[EXERCISE MATERIAL Boundary: Start]
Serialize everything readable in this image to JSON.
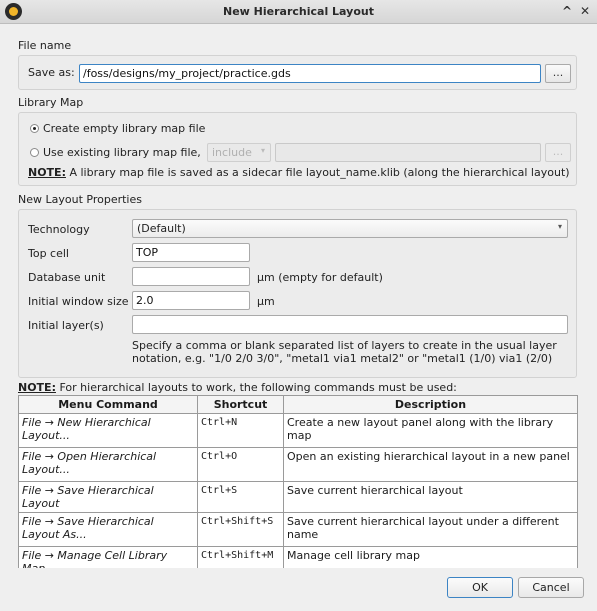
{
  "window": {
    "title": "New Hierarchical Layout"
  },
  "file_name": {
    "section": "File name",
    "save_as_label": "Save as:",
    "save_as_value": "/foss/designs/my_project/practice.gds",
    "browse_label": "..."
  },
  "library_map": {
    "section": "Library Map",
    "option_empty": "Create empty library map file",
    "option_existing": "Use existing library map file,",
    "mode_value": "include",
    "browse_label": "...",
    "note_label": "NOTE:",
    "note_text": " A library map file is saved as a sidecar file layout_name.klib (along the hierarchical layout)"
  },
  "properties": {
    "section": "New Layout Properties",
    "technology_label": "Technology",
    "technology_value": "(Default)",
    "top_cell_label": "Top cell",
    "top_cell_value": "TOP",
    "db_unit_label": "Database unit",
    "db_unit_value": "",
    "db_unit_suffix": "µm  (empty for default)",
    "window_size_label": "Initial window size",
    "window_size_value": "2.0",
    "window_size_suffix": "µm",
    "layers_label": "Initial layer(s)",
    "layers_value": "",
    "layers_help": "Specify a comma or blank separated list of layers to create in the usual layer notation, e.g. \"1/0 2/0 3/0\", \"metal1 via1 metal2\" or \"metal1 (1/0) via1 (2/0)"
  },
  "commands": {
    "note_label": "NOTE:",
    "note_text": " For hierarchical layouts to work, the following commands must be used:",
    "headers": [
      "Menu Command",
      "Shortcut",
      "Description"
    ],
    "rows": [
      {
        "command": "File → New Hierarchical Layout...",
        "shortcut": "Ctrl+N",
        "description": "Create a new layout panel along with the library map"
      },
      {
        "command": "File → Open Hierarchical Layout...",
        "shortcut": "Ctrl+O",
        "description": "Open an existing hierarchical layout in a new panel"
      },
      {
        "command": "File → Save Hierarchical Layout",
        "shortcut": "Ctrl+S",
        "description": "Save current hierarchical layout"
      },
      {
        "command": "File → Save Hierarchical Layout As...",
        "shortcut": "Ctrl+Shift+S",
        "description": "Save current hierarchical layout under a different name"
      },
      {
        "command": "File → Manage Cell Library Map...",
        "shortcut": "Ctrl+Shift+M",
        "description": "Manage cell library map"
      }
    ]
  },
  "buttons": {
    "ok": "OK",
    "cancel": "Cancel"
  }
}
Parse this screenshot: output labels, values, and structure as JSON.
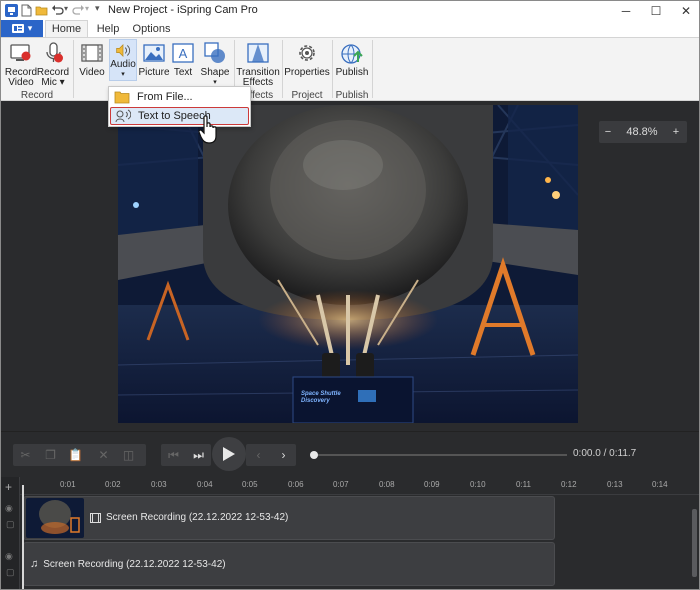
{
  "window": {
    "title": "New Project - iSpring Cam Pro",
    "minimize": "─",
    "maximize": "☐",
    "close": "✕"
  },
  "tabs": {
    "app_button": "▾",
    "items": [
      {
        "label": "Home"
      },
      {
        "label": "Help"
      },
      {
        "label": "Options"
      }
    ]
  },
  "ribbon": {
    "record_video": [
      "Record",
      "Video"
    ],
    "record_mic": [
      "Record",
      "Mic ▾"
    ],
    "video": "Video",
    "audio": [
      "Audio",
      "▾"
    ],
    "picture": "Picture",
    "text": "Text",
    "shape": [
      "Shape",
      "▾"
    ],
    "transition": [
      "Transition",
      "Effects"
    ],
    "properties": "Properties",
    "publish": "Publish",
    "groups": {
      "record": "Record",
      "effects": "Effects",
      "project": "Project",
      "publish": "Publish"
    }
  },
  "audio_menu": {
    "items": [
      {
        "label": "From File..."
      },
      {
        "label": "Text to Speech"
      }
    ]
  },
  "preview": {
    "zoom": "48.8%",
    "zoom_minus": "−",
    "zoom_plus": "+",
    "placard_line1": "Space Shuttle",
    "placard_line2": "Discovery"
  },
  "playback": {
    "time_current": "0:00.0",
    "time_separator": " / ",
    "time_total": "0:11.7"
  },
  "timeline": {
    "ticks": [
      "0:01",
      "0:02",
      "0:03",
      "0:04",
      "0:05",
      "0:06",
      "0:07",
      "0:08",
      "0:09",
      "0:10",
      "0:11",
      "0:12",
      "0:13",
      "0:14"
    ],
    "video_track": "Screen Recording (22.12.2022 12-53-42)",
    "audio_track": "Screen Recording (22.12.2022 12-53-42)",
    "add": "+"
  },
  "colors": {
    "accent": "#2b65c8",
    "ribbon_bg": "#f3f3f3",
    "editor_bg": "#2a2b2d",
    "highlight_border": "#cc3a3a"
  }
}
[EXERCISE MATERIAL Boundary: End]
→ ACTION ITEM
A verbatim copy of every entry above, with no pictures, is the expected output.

→ EXPECTED OUTPUT
Serialize everything readable in this image to JSON.
{
  "window": {
    "title": "New Hierarchical Layout"
  },
  "file_name": {
    "section": "File name",
    "save_as_label": "Save as:",
    "save_as_value": "/foss/designs/my_project/practice.gds",
    "browse_label": "..."
  },
  "library_map": {
    "section": "Library Map",
    "option_empty": "Create empty library map file",
    "option_existing": "Use existing library map file,",
    "mode_value": "include",
    "browse_label": "...",
    "note_label": "NOTE:",
    "note_text": " A library map file is saved as a sidecar file layout_name.klib (along the hierarchical layout)"
  },
  "properties": {
    "section": "New Layout Properties",
    "technology_label": "Technology",
    "technology_value": "(Default)",
    "top_cell_label": "Top cell",
    "top_cell_value": "TOP",
    "db_unit_label": "Database unit",
    "db_unit_value": "",
    "db_unit_suffix": "µm  (empty for default)",
    "window_size_label": "Initial window size",
    "window_size_value": "2.0",
    "window_size_suffix": "µm",
    "layers_label": "Initial layer(s)",
    "layers_value": "",
    "layers_help": "Specify a comma or blank separated list of layers to create in the usual layer notation, e.g. \"1/0 2/0 3/0\", \"metal1 via1 metal2\" or \"metal1 (1/0) via1 (2/0)"
  },
  "commands": {
    "note_label": "NOTE:",
    "note_text": " For hierarchical layouts to work, the following commands must be used:",
    "headers": [
      "Menu Command",
      "Shortcut",
      "Description"
    ],
    "rows": [
      {
        "command": "File → New Hierarchical Layout...",
        "shortcut": "Ctrl+N",
        "description": "Create a new layout panel along with the library map"
      },
      {
        "command": "File → Open Hierarchical Layout...",
        "shortcut": "Ctrl+O",
        "description": "Open an existing hierarchical layout in a new panel"
      },
      {
        "command": "File → Save Hierarchical Layout",
        "shortcut": "Ctrl+S",
        "description": "Save current hierarchical layout"
      },
      {
        "command": "File → Save Hierarchical Layout As...",
        "shortcut": "Ctrl+Shift+S",
        "description": "Save current hierarchical layout under a different name"
      },
      {
        "command": "File → Manage Cell Library Map...",
        "shortcut": "Ctrl+Shift+M",
        "description": "Manage cell library map"
      }
    ]
  },
  "buttons": {
    "ok": "OK",
    "cancel": "Cancel"
  }
}
Parse this screenshot: output labels, values, and structure as JSON.
{
  "window": {
    "title": "New Project - iSpring Cam Pro",
    "minimize": "─",
    "maximize": "☐",
    "close": "✕"
  },
  "tabs": {
    "app_button": "▾",
    "items": [
      {
        "label": "Home"
      },
      {
        "label": "Help"
      },
      {
        "label": "Options"
      }
    ]
  },
  "ribbon": {
    "record_video": [
      "Record",
      "Video"
    ],
    "record_mic": [
      "Record",
      "Mic ▾"
    ],
    "video": "Video",
    "audio": [
      "Audio",
      "▾"
    ],
    "picture": "Picture",
    "text": "Text",
    "shape": [
      "Shape",
      "▾"
    ],
    "transition": [
      "Transition",
      "Effects"
    ],
    "properties": "Properties",
    "publish": "Publish",
    "groups": {
      "record": "Record",
      "effects": "Effects",
      "project": "Project",
      "publish": "Publish"
    }
  },
  "audio_menu": {
    "items": [
      {
        "label": "From File..."
      },
      {
        "label": "Text to Speech"
      }
    ]
  },
  "preview": {
    "zoom": "48.8%",
    "zoom_minus": "−",
    "zoom_plus": "+",
    "placard_line1": "Space Shuttle",
    "placard_line2": "Discovery"
  },
  "playback": {
    "time_current": "0:00.0",
    "time_separator": " / ",
    "time_total": "0:11.7"
  },
  "timeline": {
    "ticks": [
      "0:01",
      "0:02",
      "0:03",
      "0:04",
      "0:05",
      "0:06",
      "0:07",
      "0:08",
      "0:09",
      "0:10",
      "0:11",
      "0:12",
      "0:13",
      "0:14"
    ],
    "video_track": "Screen Recording (22.12.2022 12-53-42)",
    "audio_track": "Screen Recording (22.12.2022 12-53-42)",
    "add": "+"
  },
  "colors": {
    "accent": "#2b65c8",
    "ribbon_bg": "#f3f3f3",
    "editor_bg": "#2a2b2d",
    "highlight_border": "#cc3a3a"
  }
}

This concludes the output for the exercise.